Problem statement = From the records below, take each line where the string "kind" shows up and copy it.

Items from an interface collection
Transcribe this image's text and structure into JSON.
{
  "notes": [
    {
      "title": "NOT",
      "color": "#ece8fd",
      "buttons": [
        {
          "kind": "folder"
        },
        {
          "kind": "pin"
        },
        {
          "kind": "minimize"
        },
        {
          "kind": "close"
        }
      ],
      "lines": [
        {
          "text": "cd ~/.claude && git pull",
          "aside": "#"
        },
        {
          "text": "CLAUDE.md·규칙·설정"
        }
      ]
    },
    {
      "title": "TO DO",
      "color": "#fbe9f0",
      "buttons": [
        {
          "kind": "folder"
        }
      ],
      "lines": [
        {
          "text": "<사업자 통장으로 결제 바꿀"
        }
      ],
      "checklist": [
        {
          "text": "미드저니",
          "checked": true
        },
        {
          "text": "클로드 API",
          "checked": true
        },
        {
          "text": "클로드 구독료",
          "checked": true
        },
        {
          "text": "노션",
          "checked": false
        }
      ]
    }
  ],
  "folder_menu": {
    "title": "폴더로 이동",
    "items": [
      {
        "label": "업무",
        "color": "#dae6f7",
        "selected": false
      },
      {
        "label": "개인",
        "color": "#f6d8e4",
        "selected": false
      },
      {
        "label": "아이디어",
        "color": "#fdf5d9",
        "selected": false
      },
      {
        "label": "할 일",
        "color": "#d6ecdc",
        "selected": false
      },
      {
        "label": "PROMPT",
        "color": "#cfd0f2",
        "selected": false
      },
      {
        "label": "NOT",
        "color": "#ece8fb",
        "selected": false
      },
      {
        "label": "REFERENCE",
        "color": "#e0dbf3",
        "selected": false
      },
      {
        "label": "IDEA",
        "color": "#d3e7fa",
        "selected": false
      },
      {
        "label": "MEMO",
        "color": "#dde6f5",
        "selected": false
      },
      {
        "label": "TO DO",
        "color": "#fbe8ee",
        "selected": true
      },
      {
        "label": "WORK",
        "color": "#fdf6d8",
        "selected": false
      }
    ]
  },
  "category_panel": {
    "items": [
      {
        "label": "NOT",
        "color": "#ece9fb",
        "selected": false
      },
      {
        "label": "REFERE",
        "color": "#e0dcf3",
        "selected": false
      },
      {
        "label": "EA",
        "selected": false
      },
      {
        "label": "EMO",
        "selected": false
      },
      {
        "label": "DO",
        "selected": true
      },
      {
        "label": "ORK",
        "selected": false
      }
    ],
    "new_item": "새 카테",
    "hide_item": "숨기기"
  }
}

Your response =
          "kind": "folder"
          "kind": "pin"
          "kind": "minimize"
          "kind": "close"
          "kind": "folder"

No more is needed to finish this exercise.